__Information__:
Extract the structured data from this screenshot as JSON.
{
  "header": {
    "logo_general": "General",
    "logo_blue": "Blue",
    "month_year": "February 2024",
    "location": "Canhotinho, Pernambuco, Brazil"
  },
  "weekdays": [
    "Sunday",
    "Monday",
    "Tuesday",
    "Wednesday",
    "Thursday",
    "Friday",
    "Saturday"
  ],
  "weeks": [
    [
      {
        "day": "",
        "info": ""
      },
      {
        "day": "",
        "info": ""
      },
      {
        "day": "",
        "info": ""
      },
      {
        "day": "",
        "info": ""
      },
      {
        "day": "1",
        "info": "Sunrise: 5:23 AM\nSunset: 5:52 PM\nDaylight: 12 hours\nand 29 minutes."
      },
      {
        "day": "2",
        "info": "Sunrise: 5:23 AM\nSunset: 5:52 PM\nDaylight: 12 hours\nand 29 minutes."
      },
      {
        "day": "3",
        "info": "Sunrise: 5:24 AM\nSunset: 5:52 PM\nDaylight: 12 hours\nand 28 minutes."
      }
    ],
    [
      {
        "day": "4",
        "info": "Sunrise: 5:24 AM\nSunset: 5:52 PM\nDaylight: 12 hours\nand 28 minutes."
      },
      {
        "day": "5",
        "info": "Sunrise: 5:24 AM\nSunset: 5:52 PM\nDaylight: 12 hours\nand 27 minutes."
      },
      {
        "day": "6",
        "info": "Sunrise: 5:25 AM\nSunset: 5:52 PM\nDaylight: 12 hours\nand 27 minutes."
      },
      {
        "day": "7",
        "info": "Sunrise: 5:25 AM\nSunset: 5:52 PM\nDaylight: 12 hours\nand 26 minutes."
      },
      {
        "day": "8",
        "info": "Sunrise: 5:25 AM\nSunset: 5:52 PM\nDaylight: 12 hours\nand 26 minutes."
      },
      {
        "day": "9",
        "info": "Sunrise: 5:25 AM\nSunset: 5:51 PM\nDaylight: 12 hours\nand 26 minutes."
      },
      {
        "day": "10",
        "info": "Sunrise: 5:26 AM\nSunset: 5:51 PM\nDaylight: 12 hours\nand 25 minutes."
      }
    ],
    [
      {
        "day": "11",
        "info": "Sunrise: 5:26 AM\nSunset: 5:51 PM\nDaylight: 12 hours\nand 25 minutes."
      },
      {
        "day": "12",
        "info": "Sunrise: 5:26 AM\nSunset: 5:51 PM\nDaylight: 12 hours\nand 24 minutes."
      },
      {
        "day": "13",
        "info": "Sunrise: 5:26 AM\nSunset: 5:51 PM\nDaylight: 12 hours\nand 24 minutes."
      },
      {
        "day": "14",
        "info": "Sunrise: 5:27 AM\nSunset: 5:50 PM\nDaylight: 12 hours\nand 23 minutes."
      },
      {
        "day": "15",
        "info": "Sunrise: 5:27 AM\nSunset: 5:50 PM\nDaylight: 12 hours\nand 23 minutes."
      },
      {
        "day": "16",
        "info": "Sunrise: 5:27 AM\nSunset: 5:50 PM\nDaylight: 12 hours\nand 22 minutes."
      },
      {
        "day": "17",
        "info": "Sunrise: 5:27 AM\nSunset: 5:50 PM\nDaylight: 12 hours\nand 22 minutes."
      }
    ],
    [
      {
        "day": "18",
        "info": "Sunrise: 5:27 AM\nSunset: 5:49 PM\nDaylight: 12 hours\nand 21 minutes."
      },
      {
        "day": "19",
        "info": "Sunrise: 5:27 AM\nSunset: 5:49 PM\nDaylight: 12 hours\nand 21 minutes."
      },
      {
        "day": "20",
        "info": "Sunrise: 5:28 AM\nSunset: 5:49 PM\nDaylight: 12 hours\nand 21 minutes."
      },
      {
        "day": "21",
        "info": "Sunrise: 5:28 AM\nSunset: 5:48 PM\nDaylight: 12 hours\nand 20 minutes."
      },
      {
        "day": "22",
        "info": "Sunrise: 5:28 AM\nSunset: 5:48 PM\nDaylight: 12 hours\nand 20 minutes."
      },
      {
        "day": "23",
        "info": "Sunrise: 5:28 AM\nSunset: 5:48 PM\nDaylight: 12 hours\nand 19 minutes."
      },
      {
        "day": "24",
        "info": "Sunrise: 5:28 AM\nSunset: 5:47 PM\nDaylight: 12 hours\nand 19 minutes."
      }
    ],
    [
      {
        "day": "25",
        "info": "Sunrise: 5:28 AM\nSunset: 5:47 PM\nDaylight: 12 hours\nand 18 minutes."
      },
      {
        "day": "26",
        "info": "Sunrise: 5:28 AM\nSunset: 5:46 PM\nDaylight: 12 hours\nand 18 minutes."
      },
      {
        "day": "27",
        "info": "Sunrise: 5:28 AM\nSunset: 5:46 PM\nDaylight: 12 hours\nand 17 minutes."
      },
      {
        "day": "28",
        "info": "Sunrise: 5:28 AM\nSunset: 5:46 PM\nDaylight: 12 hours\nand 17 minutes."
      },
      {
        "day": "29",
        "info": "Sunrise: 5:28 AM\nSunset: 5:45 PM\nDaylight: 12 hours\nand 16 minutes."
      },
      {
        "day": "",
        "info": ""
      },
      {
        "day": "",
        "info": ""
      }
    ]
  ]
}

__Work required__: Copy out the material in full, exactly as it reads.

__Response to this task__:
Extract the structured data from this screenshot as JSON.
{
  "header": {
    "logo_general": "General",
    "logo_blue": "Blue",
    "month_year": "February 2024",
    "location": "Canhotinho, Pernambuco, Brazil"
  },
  "weekdays": [
    "Sunday",
    "Monday",
    "Tuesday",
    "Wednesday",
    "Thursday",
    "Friday",
    "Saturday"
  ],
  "weeks": [
    [
      {
        "day": "",
        "info": ""
      },
      {
        "day": "",
        "info": ""
      },
      {
        "day": "",
        "info": ""
      },
      {
        "day": "",
        "info": ""
      },
      {
        "day": "1",
        "info": "Sunrise: 5:23 AM\nSunset: 5:52 PM\nDaylight: 12 hours\nand 29 minutes."
      },
      {
        "day": "2",
        "info": "Sunrise: 5:23 AM\nSunset: 5:52 PM\nDaylight: 12 hours\nand 29 minutes."
      },
      {
        "day": "3",
        "info": "Sunrise: 5:24 AM\nSunset: 5:52 PM\nDaylight: 12 hours\nand 28 minutes."
      }
    ],
    [
      {
        "day": "4",
        "info": "Sunrise: 5:24 AM\nSunset: 5:52 PM\nDaylight: 12 hours\nand 28 minutes."
      },
      {
        "day": "5",
        "info": "Sunrise: 5:24 AM\nSunset: 5:52 PM\nDaylight: 12 hours\nand 27 minutes."
      },
      {
        "day": "6",
        "info": "Sunrise: 5:25 AM\nSunset: 5:52 PM\nDaylight: 12 hours\nand 27 minutes."
      },
      {
        "day": "7",
        "info": "Sunrise: 5:25 AM\nSunset: 5:52 PM\nDaylight: 12 hours\nand 26 minutes."
      },
      {
        "day": "8",
        "info": "Sunrise: 5:25 AM\nSunset: 5:52 PM\nDaylight: 12 hours\nand 26 minutes."
      },
      {
        "day": "9",
        "info": "Sunrise: 5:25 AM\nSunset: 5:51 PM\nDaylight: 12 hours\nand 26 minutes."
      },
      {
        "day": "10",
        "info": "Sunrise: 5:26 AM\nSunset: 5:51 PM\nDaylight: 12 hours\nand 25 minutes."
      }
    ],
    [
      {
        "day": "11",
        "info": "Sunrise: 5:26 AM\nSunset: 5:51 PM\nDaylight: 12 hours\nand 25 minutes."
      },
      {
        "day": "12",
        "info": "Sunrise: 5:26 AM\nSunset: 5:51 PM\nDaylight: 12 hours\nand 24 minutes."
      },
      {
        "day": "13",
        "info": "Sunrise: 5:26 AM\nSunset: 5:51 PM\nDaylight: 12 hours\nand 24 minutes."
      },
      {
        "day": "14",
        "info": "Sunrise: 5:27 AM\nSunset: 5:50 PM\nDaylight: 12 hours\nand 23 minutes."
      },
      {
        "day": "15",
        "info": "Sunrise: 5:27 AM\nSunset: 5:50 PM\nDaylight: 12 hours\nand 23 minutes."
      },
      {
        "day": "16",
        "info": "Sunrise: 5:27 AM\nSunset: 5:50 PM\nDaylight: 12 hours\nand 22 minutes."
      },
      {
        "day": "17",
        "info": "Sunrise: 5:27 AM\nSunset: 5:50 PM\nDaylight: 12 hours\nand 22 minutes."
      }
    ],
    [
      {
        "day": "18",
        "info": "Sunrise: 5:27 AM\nSunset: 5:49 PM\nDaylight: 12 hours\nand 21 minutes."
      },
      {
        "day": "19",
        "info": "Sunrise: 5:27 AM\nSunset: 5:49 PM\nDaylight: 12 hours\nand 21 minutes."
      },
      {
        "day": "20",
        "info": "Sunrise: 5:28 AM\nSunset: 5:49 PM\nDaylight: 12 hours\nand 21 minutes."
      },
      {
        "day": "21",
        "info": "Sunrise: 5:28 AM\nSunset: 5:48 PM\nDaylight: 12 hours\nand 20 minutes."
      },
      {
        "day": "22",
        "info": "Sunrise: 5:28 AM\nSunset: 5:48 PM\nDaylight: 12 hours\nand 20 minutes."
      },
      {
        "day": "23",
        "info": "Sunrise: 5:28 AM\nSunset: 5:48 PM\nDaylight: 12 hours\nand 19 minutes."
      },
      {
        "day": "24",
        "info": "Sunrise: 5:28 AM\nSunset: 5:47 PM\nDaylight: 12 hours\nand 19 minutes."
      }
    ],
    [
      {
        "day": "25",
        "info": "Sunrise: 5:28 AM\nSunset: 5:47 PM\nDaylight: 12 hours\nand 18 minutes."
      },
      {
        "day": "26",
        "info": "Sunrise: 5:28 AM\nSunset: 5:46 PM\nDaylight: 12 hours\nand 18 minutes."
      },
      {
        "day": "27",
        "info": "Sunrise: 5:28 AM\nSunset: 5:46 PM\nDaylight: 12 hours\nand 17 minutes."
      },
      {
        "day": "28",
        "info": "Sunrise: 5:28 AM\nSunset: 5:46 PM\nDaylight: 12 hours\nand 17 minutes."
      },
      {
        "day": "29",
        "info": "Sunrise: 5:28 AM\nSunset: 5:45 PM\nDaylight: 12 hours\nand 16 minutes."
      },
      {
        "day": "",
        "info": ""
      },
      {
        "day": "",
        "info": ""
      }
    ]
  ]
}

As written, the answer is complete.